Allyson Paty

Where the night speaks of the fire which speaks of the flock,                                           
cue Fishwife onto the porch:

A moon that makes an open dish means rain.
Means smoke that moves close to the ground.
And the swallows when they fly they fly as one.

She says a downpour is a downpour is a downpour: cue action in the gutter.

She says trouble brings trouble brings trouble.

A bird flies in through the window.
Fishwife: Watch for illness.
Flies in and can’t get out.
Fishwife: Watch for death.
An empty chair goes rocking.
Fishwife: Watch your money.
A wishbone hung from the door.
Fishwife: Watch for love.
Don’t make him both your racehorse and your wager.

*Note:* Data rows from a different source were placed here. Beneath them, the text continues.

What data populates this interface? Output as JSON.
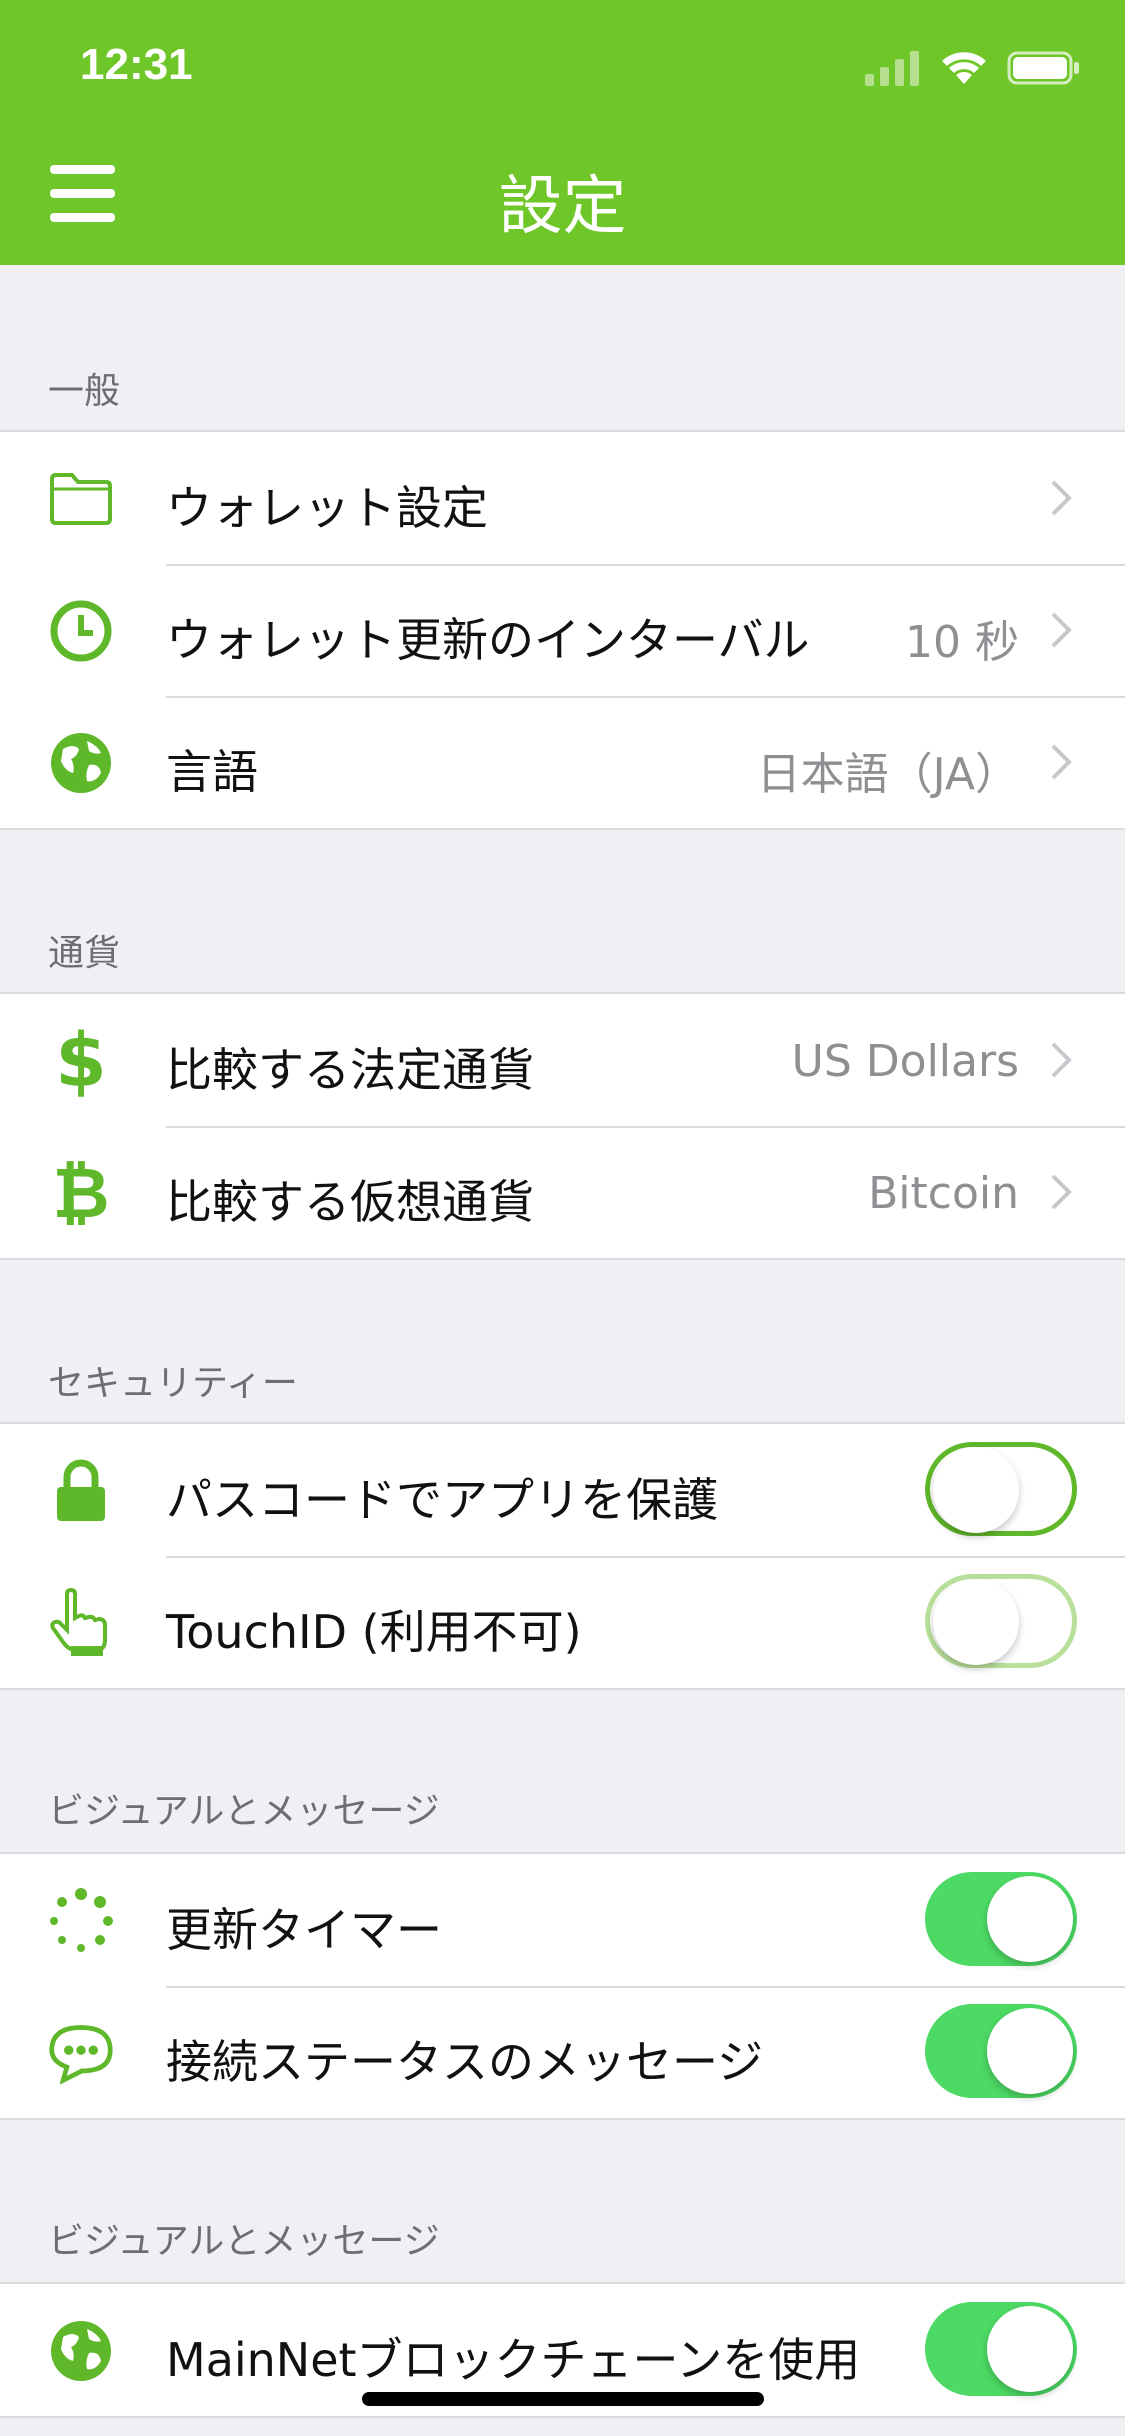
{
  "status_bar": {
    "time": "12:31"
  },
  "nav": {
    "title": "設定"
  },
  "sections": {
    "general": {
      "header": "一般",
      "rows": [
        {
          "label": "ウォレット設定",
          "value": ""
        },
        {
          "label": "ウォレット更新のインターバル",
          "value": "10 秒"
        },
        {
          "label": "言語",
          "value": "日本語（JA）"
        }
      ]
    },
    "currency": {
      "header": "通貨",
      "rows": [
        {
          "label": "比較する法定通貨",
          "value": "US Dollars"
        },
        {
          "label": "比較する仮想通貨",
          "value": "Bitcoin"
        }
      ]
    },
    "security": {
      "header": "セキュリティー",
      "rows": [
        {
          "label": "パスコードでアプリを保護",
          "toggle": "off"
        },
        {
          "label": "TouchID (利用不可)",
          "toggle": "off-disabled"
        }
      ]
    },
    "visual": {
      "header": "ビジュアルとメッセージ",
      "rows": [
        {
          "label": "更新タイマー",
          "toggle": "on"
        },
        {
          "label": "接続ステータスのメッセージ",
          "toggle": "on"
        }
      ]
    },
    "visual2": {
      "header": "ビジュアルとメッセージ",
      "rows": [
        {
          "label": "MainNetブロックチェーンを使用",
          "toggle": "on"
        }
      ]
    }
  },
  "colors": {
    "accent": "#6ec628",
    "toggle_on": "#4cd964",
    "background": "#efeff4"
  }
}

We who watch watch from the wings
We whose bets begin to draw off our boldness
At the heart of our work is persistence
As long as I withstand I believe I am owed

The fishwife calls on us to make a sound
like a steam whistle with no ship to herald.





This poem is part of a series of poems that use the performance score as a point of departure. With this poem, I was curious to explore how the received wisdom of folkloric superstitions, proverbs, and omen might serve as cues for reading, interpreting, and perhaps shaping one's environment.